(Website and app data records)
######
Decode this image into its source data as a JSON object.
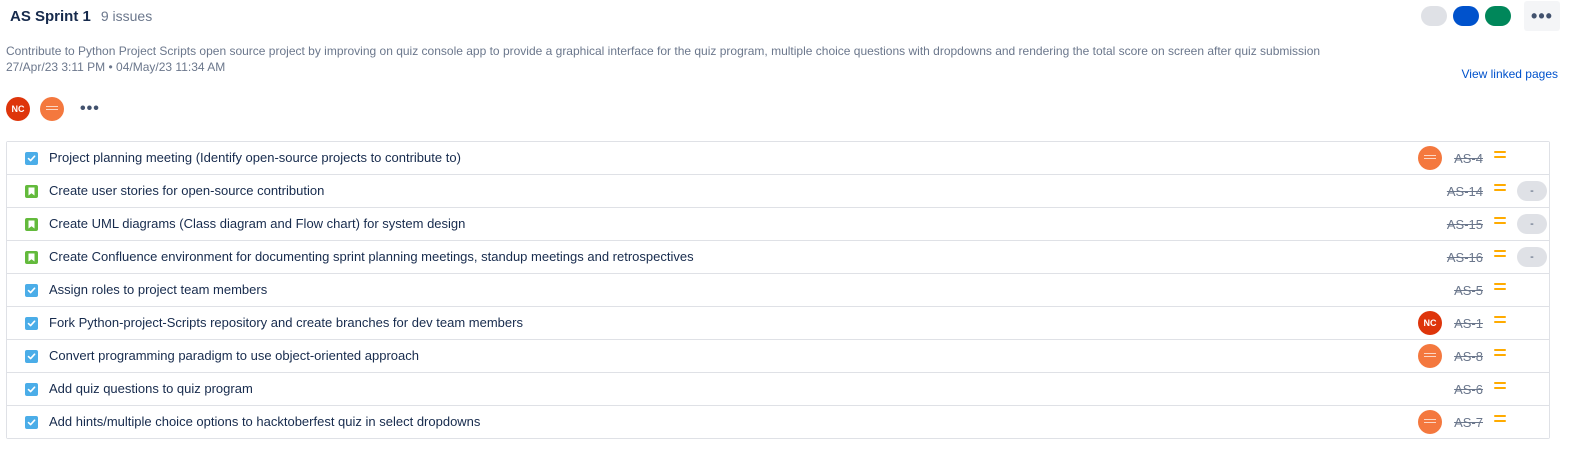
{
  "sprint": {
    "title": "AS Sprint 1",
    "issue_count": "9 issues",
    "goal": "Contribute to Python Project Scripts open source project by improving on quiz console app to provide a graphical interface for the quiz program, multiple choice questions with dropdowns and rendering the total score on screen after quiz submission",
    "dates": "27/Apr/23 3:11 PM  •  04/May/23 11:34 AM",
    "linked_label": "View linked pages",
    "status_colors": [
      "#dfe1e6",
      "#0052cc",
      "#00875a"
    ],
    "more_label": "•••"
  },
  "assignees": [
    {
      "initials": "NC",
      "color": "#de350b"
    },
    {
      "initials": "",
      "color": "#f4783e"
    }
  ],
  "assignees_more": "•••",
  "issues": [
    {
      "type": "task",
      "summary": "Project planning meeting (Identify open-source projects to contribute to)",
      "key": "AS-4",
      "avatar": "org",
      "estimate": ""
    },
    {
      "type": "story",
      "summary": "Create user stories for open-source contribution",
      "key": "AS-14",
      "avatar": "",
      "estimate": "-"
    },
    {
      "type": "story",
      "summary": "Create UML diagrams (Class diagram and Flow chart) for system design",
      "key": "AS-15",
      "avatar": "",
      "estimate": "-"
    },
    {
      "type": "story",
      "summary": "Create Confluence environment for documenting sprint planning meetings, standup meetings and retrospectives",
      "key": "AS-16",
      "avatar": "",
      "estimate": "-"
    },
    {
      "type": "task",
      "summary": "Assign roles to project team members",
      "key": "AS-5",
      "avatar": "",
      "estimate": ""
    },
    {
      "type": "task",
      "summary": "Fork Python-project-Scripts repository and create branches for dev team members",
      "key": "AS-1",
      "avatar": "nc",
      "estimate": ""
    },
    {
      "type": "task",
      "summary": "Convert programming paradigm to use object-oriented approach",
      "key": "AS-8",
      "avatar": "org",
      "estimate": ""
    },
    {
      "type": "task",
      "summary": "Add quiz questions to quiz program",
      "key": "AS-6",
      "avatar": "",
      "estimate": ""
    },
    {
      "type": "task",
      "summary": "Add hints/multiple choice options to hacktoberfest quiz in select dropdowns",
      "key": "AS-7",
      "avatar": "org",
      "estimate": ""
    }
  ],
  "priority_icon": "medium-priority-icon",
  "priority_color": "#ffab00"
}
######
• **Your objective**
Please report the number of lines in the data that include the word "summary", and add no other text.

• **Answer below**
9